> _What is being asked_
Please find every line in the entries below that contains the string "Seite", and copy it.
(Provided records Opens)
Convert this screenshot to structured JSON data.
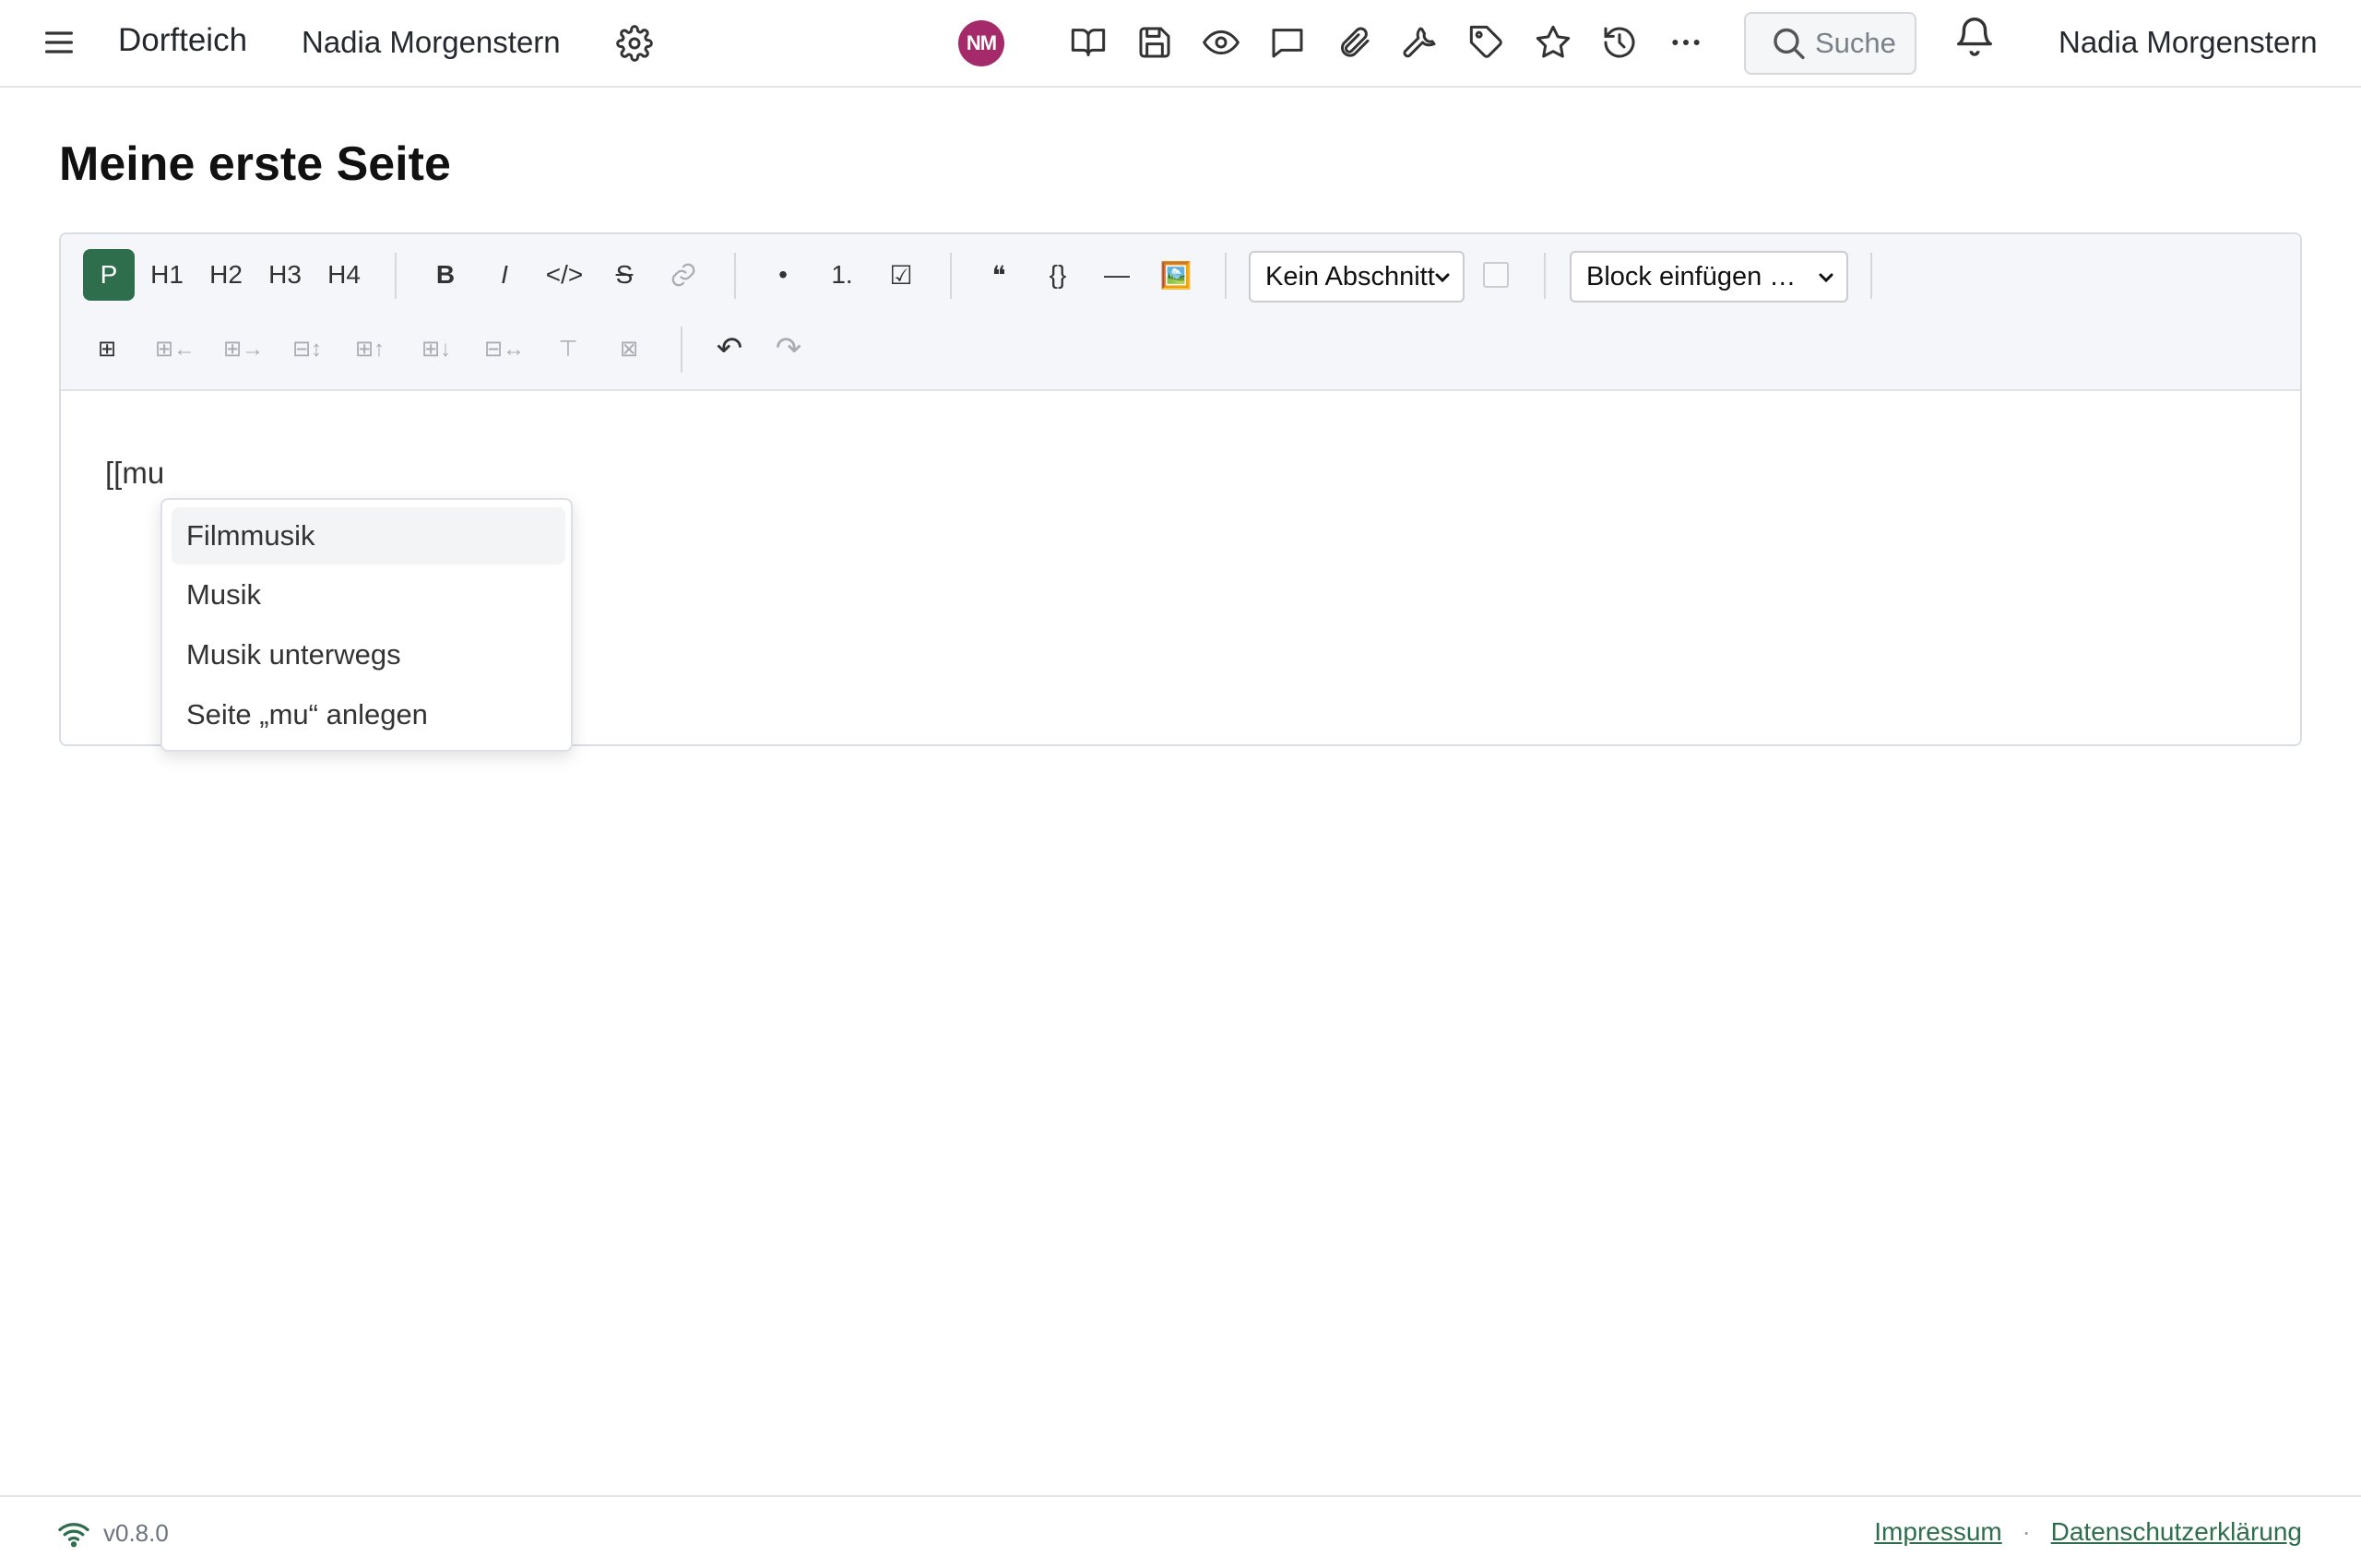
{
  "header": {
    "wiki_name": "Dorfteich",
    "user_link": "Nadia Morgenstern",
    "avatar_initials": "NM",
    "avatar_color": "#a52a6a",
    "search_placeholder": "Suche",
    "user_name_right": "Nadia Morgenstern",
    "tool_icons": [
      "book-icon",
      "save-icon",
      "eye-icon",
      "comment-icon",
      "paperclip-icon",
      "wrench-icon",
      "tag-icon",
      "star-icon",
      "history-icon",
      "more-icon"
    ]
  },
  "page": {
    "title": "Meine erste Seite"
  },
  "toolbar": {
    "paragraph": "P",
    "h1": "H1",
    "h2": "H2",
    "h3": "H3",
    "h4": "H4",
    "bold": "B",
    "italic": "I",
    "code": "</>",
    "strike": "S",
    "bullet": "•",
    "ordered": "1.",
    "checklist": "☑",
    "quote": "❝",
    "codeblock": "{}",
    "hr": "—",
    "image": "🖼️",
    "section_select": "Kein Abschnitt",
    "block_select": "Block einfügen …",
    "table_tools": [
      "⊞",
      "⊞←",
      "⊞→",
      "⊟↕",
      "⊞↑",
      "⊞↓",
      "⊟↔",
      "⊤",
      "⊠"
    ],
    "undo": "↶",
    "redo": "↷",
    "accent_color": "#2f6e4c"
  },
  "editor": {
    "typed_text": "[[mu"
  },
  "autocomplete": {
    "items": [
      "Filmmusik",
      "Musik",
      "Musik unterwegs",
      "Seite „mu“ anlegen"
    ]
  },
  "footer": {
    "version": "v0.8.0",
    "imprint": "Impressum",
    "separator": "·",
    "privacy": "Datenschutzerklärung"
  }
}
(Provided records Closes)
> _Response to the exercise_
    "title": "Meine erste Seite"
      "Seite „mu“ anlegen"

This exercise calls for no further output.